Instructions to follow » Look through the data below and, wherever a line carries the word "icon", please copy that line.

[Stored data]
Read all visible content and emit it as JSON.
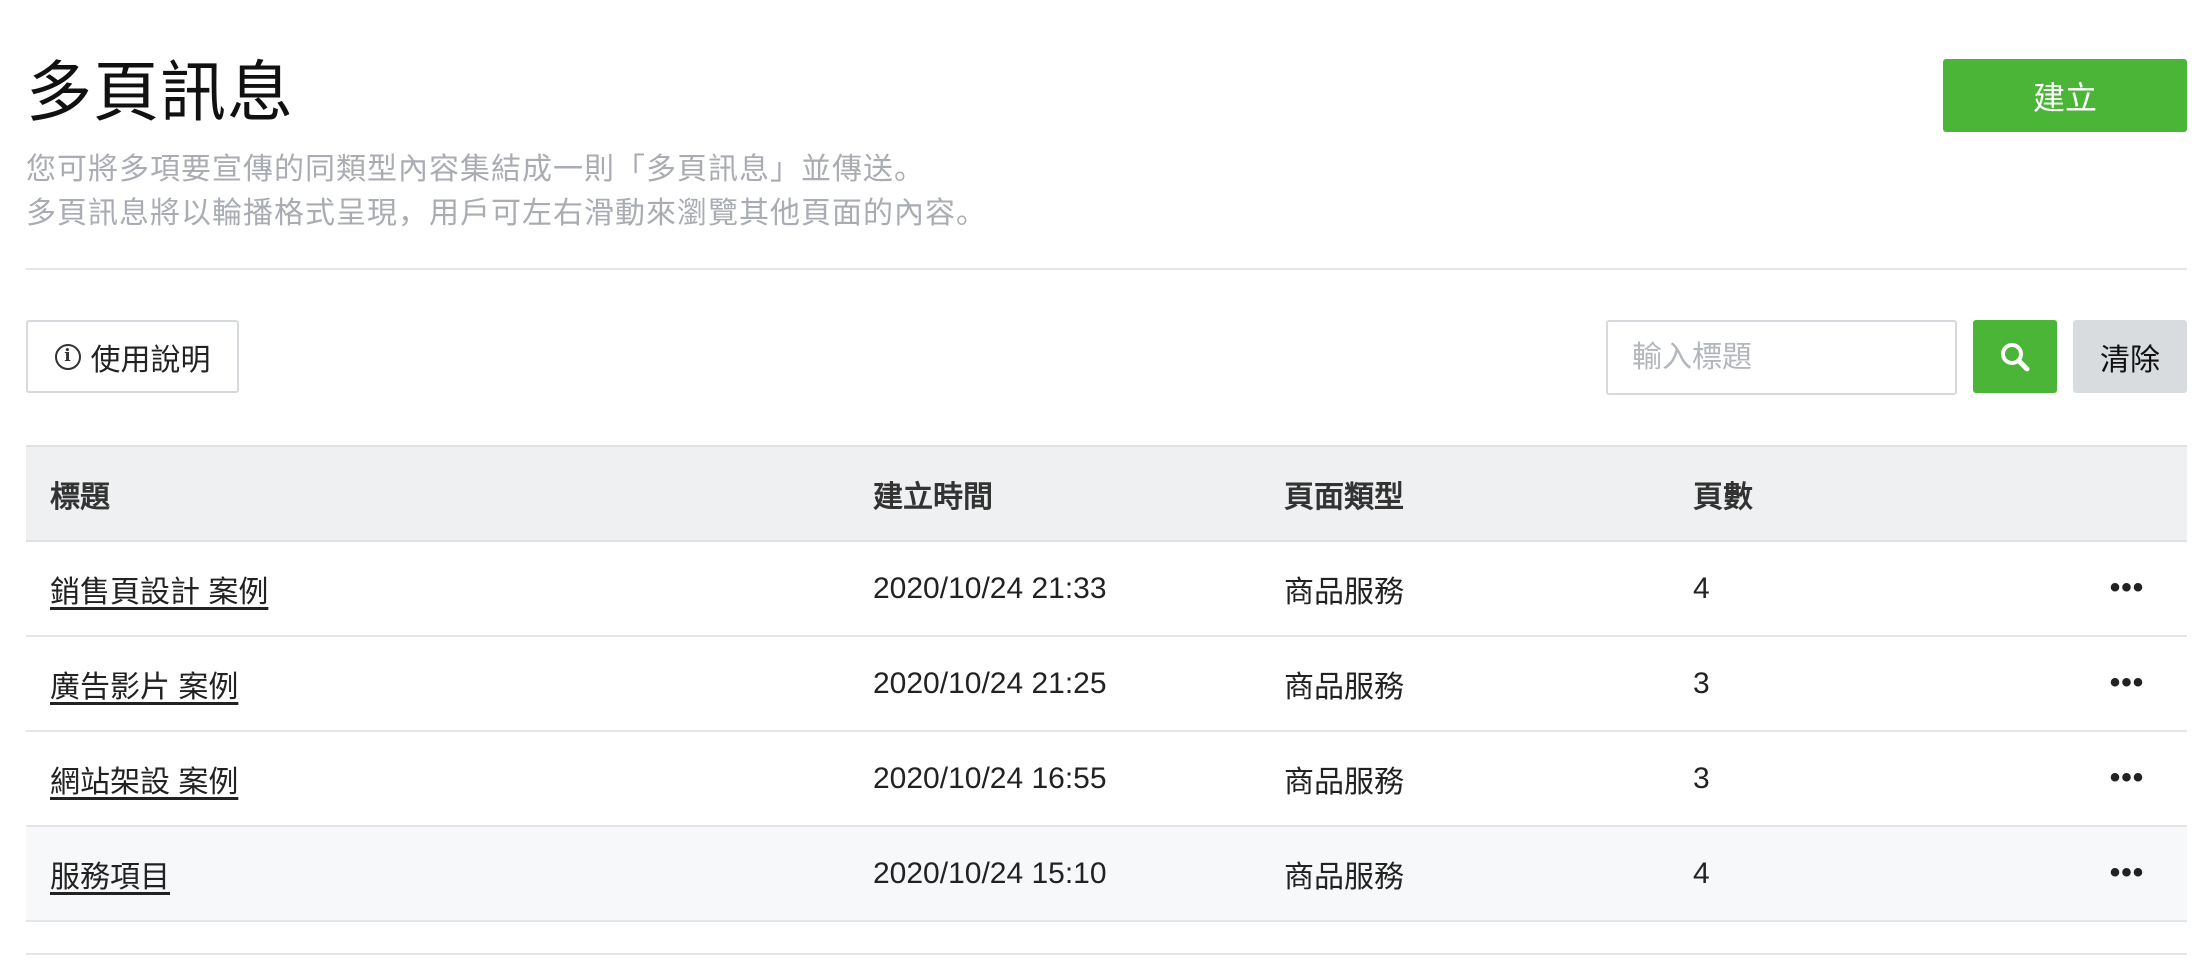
{
  "page": {
    "title": "多頁訊息",
    "description_line1": "您可將多項要宣傳的同類型內容集結成一則「多頁訊息」並傳送。",
    "description_line2": "多頁訊息將以輪播格式呈現，用戶可左右滑動來瀏覽其他頁面的內容。",
    "create_label": "建立"
  },
  "toolbar": {
    "help_label": "使用說明",
    "help_icon": "info-icon",
    "search_placeholder": "輸入標題",
    "search_value": "",
    "search_icon": "search-icon",
    "clear_label": "清除"
  },
  "table": {
    "headers": [
      "標題",
      "建立時間",
      "頁面類型",
      "頁數"
    ],
    "rows": [
      {
        "title": "銷售頁設計 案例",
        "created": "2020/10/24 21:33",
        "type": "商品服務",
        "pages": "4",
        "menu": "•••"
      },
      {
        "title": "廣告影片 案例",
        "created": "2020/10/24 21:25",
        "type": "商品服務",
        "pages": "3",
        "menu": "•••"
      },
      {
        "title": "網站架設 案例",
        "created": "2020/10/24 16:55",
        "type": "商品服務",
        "pages": "3",
        "menu": "•••"
      },
      {
        "title": "服務項目",
        "created": "2020/10/24 15:10",
        "type": "商品服務",
        "pages": "4",
        "menu": "•••"
      }
    ]
  },
  "colors": {
    "accent_green": "#4bb537",
    "muted_text": "#a9adb3",
    "header_bg": "#eff0f2",
    "clear_bg": "#d9dcdf"
  }
}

Written solution »
    "help_icon": "info-icon",
    "search_icon": "search-icon",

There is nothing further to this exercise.